On one hand, Columbus Day often means a day off work or school in the name of a ship captain who made an early trip from Europe to North America. On the other hand, it’s a state celebration of a brutal genocide, painful colonization, and continuing discrimination against Indigenous people.
That’s why, in 1990, South Dakota replaced the annual glorification of Christopher Columbus with celebrations of Native American heritage and culture. Two years later, Berkeley, California, became the first city to adopt Indigenous Peoples’ Day. In the time since, a sprinkling of cities began dropping Columbus Day and replacing it with Indigenous Peoples’ Day. Last year, the movement exploded and more than 20 states, cities, counties and college campuses jumped on the bandwagon.
The movement is growing. At least 17 jurisdictions, from Yakima, Washington to Belfast, Maine, agreed to celebrate Indigenous Peoples Day on the second Monday of October. The most recent additions include Phoenix, Arizona and Vermont.
There’s no doubt it’s often a political move — officials in several cities and municipalities are careful to clarify that their adoption of Indigenous Peoples’ Day doesn’t mean they’re ditching Columbus Day. In April, the city of Evanston, Illinois said they would replace Columbus Day with Indigenous Peoples’ Day on the calendar this year. Last week, Mayor Elizabeth Tisdah (D) set the record straight: “I gather that some cities have held Indigenous Peoples’ Day instead of Columbus Day,” she told local reporters. “But we are not replacing it on that day.”
Still, it’s a sign that activism works. In Evanston’s case, the Chicago-area Mitchell Museum of the American Indian worked to make the change, however limited, happen. Student activists took the lead in Durango, Colorado, where the city council adopted a resolution written by a Fort Lewis College student and young Navajo activist student Ruthie Edd.
Inspired by her success, Colorado Rep. Joe Salazar (D) introduced a similar motion to the state legislature in January. The legislation was killed a few months later by the House State, Veterans and Military Affairs Committee. The past month has seen similar initiatives fail in Cincinnati, Oklahoma City, and elsewhere.
That didn’t stop Boulder, Colorado’s city council from unanimously adopting Indigenous Peoples’ Day in August, recognizing that Boulder “has benefited directly from Indian removal policies that violated human rights.”
It’s no exaggeration. Before the vote, a local historian explained how tens of thousands of white gold prospectors drove virtually all the land’s native people away from the area in the 1850s. A decade later, the Colorado Territory militia killed an estimated 230 Arapaho and Cheyenne Indians who remained in the region.
Historians have fairly detailed accounts of the Sand Creek Massacre.
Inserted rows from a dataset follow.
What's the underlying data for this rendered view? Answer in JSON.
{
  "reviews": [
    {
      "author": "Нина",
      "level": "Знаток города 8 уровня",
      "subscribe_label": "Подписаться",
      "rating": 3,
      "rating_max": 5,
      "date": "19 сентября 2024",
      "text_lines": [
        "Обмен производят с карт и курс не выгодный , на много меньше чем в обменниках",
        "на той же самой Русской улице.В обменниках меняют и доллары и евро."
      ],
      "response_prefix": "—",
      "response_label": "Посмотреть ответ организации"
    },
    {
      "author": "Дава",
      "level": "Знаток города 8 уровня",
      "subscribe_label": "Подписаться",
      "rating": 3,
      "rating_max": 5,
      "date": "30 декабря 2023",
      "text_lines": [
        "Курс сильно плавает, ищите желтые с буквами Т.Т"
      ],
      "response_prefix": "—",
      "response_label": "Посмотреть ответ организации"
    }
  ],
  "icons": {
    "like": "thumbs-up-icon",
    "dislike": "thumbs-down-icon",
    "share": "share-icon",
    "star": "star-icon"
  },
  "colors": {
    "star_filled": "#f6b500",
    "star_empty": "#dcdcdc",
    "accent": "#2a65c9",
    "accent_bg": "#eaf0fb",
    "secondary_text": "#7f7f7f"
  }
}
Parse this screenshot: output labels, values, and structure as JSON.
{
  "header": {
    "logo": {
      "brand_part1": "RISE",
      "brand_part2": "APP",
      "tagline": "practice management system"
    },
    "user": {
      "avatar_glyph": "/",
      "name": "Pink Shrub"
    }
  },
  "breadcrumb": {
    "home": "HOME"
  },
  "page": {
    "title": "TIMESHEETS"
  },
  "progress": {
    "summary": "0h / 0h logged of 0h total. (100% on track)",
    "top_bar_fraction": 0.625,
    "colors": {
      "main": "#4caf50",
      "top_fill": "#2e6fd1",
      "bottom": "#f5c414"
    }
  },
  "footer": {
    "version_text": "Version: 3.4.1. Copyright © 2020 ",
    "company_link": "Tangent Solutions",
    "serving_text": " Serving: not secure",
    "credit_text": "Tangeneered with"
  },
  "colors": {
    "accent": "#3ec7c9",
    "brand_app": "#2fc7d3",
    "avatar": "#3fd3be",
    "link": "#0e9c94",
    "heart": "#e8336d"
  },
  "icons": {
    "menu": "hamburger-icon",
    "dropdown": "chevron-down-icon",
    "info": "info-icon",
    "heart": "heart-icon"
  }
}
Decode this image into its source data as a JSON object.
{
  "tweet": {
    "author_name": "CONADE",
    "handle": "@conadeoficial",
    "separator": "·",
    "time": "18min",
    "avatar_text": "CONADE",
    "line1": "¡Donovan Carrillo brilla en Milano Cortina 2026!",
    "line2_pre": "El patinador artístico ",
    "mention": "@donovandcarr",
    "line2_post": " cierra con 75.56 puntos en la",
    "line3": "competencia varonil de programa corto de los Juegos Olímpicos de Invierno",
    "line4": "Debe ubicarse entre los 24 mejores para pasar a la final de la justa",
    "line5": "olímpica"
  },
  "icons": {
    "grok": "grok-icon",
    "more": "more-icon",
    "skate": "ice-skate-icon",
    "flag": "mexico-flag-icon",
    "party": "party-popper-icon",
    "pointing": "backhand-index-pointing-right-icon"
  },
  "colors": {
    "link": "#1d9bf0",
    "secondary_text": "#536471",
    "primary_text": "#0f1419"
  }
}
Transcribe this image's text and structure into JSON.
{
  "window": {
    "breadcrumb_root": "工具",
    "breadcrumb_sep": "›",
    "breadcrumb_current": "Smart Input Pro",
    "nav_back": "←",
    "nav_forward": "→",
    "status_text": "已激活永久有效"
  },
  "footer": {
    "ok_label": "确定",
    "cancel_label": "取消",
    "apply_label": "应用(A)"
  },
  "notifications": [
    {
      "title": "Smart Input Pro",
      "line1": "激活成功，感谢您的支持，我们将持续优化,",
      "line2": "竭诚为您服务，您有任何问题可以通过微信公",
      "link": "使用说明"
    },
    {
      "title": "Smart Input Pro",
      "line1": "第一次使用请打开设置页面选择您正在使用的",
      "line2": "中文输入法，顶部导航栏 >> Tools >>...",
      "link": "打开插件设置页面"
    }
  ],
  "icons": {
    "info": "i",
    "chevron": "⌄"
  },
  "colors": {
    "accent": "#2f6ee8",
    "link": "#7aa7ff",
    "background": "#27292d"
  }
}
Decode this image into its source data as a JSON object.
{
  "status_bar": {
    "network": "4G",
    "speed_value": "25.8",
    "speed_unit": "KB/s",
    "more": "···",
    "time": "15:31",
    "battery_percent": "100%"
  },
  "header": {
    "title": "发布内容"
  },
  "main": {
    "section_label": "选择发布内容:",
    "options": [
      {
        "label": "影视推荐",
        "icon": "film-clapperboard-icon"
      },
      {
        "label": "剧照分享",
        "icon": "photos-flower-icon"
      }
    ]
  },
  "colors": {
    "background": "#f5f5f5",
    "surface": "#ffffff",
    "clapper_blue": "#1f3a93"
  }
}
But the record can’t encompass the exploitation of Native Americans during the time of Columbus, who is largely still presented in U.S. schools as a heroic explorer. Untold numbers of indigenous people were wiped out by unfamiliar disease, brutalized, forced into slavery and forced to convert to Christianity because of colonization.
Native American communities have spent decades pushing to end the lionization of Columbus — and instead focus on the needs of indigenous communities.
“We’ve been here for hundreds of thousands of years, and we’ve been shy about telling our own story,” said Tribal Chairman Reyn Leno of the Confederated Tribes of Grande Ronde in Portland, Oregon, which adopted Indigenous Peoples Day after more than 60 years of tribal advocacy. “I think that has led the public to have a lot of interest in what we do.”